Exercise:
Scan the data. Collect each line that contains the word "Output".

[App and web page records]

⁂

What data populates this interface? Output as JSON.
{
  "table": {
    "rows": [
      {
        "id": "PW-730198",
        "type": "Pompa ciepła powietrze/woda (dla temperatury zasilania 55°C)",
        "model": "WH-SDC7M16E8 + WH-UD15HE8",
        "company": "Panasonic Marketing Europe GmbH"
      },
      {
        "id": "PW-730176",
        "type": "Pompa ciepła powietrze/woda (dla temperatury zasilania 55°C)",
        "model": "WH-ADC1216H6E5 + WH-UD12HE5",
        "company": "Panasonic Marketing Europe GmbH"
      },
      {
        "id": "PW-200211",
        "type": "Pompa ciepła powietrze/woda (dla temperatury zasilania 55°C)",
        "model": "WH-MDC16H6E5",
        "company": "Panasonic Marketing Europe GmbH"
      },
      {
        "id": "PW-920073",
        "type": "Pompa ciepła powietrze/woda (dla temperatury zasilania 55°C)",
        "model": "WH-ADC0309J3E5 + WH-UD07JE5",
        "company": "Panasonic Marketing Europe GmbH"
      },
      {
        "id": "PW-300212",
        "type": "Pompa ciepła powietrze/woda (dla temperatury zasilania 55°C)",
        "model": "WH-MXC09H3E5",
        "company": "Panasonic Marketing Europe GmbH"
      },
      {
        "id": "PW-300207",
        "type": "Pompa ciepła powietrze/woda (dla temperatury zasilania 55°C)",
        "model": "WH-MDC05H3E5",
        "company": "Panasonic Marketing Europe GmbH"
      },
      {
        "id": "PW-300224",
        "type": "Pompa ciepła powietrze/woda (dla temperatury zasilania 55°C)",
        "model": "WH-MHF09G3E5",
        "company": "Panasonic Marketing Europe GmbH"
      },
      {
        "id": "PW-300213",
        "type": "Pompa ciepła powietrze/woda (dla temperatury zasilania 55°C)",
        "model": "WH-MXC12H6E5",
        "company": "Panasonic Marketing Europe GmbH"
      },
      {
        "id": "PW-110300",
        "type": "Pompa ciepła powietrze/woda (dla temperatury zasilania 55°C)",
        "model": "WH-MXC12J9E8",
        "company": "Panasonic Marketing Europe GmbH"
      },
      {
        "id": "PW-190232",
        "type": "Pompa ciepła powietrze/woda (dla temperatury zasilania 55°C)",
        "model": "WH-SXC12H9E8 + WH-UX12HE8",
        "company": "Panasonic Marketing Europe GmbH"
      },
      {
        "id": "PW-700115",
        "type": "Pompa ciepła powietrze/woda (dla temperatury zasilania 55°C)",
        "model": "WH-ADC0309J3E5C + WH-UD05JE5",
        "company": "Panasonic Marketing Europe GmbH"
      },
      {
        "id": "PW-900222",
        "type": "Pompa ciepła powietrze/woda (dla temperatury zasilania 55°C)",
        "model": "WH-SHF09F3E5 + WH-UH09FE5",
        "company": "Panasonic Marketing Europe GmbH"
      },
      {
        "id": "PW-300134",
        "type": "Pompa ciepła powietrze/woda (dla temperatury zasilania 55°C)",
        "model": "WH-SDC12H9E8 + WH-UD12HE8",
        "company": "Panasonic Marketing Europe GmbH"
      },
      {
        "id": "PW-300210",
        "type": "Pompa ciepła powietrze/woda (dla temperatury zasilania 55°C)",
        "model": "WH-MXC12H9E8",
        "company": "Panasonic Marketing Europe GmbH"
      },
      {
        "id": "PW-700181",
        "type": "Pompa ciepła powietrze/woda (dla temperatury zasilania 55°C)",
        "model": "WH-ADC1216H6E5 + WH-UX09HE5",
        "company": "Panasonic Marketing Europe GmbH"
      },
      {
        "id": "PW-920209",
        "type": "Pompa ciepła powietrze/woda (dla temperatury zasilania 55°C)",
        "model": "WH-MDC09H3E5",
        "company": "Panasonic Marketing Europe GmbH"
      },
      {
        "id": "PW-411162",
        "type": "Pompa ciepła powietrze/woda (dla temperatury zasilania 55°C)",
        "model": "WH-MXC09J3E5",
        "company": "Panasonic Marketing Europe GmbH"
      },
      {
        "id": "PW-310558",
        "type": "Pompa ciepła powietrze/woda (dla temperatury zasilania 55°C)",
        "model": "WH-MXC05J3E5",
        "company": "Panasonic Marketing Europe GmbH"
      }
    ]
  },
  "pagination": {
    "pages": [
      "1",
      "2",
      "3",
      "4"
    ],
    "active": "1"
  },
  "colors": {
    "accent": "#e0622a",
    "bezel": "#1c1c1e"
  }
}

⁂

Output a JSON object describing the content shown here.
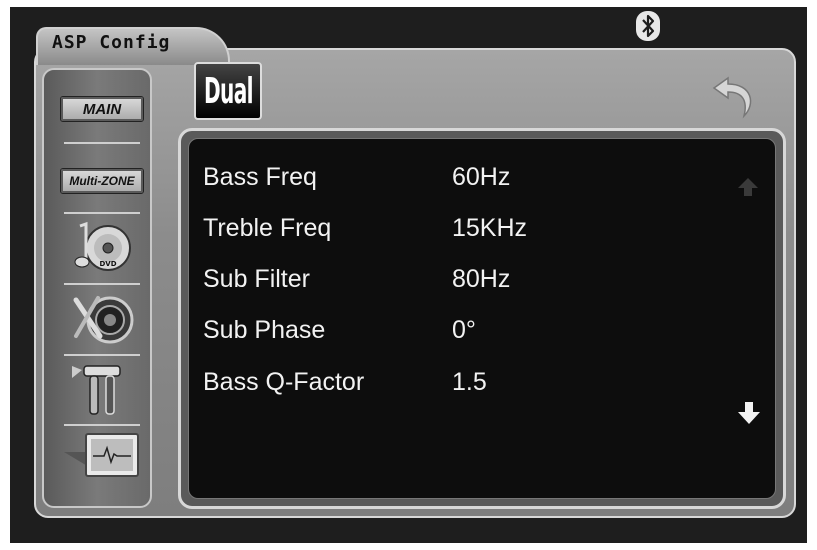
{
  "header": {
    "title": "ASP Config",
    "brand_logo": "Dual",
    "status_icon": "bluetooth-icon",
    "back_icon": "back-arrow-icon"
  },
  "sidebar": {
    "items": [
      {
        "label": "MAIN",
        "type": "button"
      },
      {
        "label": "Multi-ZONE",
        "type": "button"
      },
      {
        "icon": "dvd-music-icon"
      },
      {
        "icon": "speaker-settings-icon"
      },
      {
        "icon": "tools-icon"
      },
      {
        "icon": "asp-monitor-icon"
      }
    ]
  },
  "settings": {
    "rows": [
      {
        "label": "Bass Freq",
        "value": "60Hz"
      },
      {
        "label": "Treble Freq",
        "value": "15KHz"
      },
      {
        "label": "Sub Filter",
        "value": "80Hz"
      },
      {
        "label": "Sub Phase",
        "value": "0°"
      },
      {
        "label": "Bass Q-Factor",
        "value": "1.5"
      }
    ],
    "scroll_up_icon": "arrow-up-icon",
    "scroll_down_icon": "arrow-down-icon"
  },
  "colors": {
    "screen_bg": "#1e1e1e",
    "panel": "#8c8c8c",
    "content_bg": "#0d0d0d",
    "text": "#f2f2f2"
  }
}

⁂

Exercise solution:
What data populates this interface? Output as JSON.
Output a JSON object describing the content shown here.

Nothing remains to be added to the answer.